Choose best exercises for total health
By Janaki Samaraweera, MD
Dec. 12, 2017 at 4:21 p.m.
Stand in a supermarket checkout line, and you'll be bombarded with 10 different messages about the "best diet" and the "best exercises" to lose weight/gain weight/get stronger/stay healthy. It's important to sort through the piles of this "best advice" to compile a list designed to help you evaluate and choose for yourself, based on your specific needs and goals.
According to the experts at Harvard Medical School, there are five types of exercise among the best exercises you can ever do - swimming, Tai Chi, strength training, walking and Kegel exercises. These choices are preferable because of the credibility of the clinical sources but also because they are appropriate for virtually every age, gender and fitness level.
In addition to the general list above, here are some tips that almost anyone can use:
• Lower body. If you don't have severe knee pain or restriction around the use of your knees, the best exercise to ensure long-term lower body strength is squats. Be sure your knees don't extend out past your toes and try to "sit" on an imaginary (or real) chair. Go slowly, and gradually increase your reps. Bonus: Strong quadriceps help prevent eventual knee pain.
• Upper body. If you are able, the best upper body exercises are yoga's Downward Dog and Upward Dog poses. These poses increase strength and flexibility, plus give you nicely toned arms, back and shoulders using your own body weight.
• Cardiovascular health. Most experts now agree that Interval training has quickly become accepted as a safe way to optimize cardio-fitness. Use the exercise of your choice - walking, running, cycling or even dancing. The goal is to push yourself to maximum exertion (where you're barely able to talk), hold it there for 30 seconds then move at a restful pace for two minutes. Repeat the cycle for a total of 10 minutes to start, working up to 20 or 30 minutes, three times each week.
• Knee pain. The best way to work through and eliminate knee pain is to strengthen the other, larger muscles around the knees. Once you're in knee pain, squats are probably not advisable. Do a supine hamstring stretch to lengthen and release tight hamstring muscles and static quad contractions to gradually strengthen the quadriceps muscles without further strain on the knee joint.
• Lower back pain. Try the cat cow stretch to massage and stimulate not only the spine, but also the kidneys, pelvic muscles and other critical parts of your body's core. Follow it up with a set of glute bridge exercises to loosen tight hips and engage quad muscles that support the lower back.
• Neck pain. Our increasingly sedentary and digital lifestyles are leading to an epidemic of neck pain and forward head posture.
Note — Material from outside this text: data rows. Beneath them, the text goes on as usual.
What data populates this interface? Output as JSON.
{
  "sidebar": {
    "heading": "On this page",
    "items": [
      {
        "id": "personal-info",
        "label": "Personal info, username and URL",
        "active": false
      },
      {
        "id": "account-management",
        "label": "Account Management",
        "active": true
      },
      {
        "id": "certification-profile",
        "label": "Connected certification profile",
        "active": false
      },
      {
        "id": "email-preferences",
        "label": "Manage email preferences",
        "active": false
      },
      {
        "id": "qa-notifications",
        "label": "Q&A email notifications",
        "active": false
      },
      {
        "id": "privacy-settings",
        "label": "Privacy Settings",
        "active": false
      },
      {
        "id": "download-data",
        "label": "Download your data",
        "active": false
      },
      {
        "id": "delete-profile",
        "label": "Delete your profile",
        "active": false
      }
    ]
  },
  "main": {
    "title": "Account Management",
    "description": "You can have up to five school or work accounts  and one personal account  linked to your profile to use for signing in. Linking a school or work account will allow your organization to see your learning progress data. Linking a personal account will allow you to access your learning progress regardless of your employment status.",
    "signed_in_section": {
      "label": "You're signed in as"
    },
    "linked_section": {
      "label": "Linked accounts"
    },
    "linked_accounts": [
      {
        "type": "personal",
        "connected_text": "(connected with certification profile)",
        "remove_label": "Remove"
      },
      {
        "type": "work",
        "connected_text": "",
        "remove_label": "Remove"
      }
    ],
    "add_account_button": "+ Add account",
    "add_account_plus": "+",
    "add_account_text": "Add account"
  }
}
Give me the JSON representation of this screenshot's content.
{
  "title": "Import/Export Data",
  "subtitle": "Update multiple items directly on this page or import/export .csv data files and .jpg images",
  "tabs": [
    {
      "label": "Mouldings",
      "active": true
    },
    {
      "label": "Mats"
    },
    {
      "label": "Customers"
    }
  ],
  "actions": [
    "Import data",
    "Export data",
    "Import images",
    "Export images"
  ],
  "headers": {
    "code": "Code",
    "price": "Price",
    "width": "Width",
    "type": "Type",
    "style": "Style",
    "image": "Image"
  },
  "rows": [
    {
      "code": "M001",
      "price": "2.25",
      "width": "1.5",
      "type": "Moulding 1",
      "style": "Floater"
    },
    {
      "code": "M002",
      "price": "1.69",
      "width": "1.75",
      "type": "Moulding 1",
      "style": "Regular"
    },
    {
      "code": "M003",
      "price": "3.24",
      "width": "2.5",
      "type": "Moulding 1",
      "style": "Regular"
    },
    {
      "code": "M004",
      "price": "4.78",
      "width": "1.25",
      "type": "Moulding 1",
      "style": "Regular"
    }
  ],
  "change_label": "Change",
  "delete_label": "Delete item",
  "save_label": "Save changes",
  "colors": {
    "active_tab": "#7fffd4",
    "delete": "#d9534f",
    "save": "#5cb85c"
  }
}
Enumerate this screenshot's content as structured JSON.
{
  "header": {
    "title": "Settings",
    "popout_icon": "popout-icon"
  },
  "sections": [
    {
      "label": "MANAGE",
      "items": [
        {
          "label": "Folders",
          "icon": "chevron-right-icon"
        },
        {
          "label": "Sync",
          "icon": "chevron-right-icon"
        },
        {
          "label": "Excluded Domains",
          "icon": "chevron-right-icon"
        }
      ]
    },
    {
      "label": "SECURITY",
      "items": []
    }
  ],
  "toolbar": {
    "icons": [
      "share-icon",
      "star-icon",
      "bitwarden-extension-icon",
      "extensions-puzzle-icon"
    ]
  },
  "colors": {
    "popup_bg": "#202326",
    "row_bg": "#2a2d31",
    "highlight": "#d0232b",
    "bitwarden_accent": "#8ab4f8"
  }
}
Neck retraction exercises have a number of variations easily found online, and are the best way to strengthen the muscles that support your head.
It's important to customize any new exercises to the unique needs and limitations of your body and an exercise physiologist or a licensed physical therapist can be a valuable partner in learning how to work, stretch and rest your body to reduce pain and optimize overall health. If you need to, ask your primary care physician for a referral.
Dr. Janaki Samaraweera, better known as Dr. Sam, is a family medicine physician in her second year of residency with the DeTar Family Medicine Program. DeTar Family Medicine Program is an affiliation with Texas A&M Health Science Center's School of Medicine.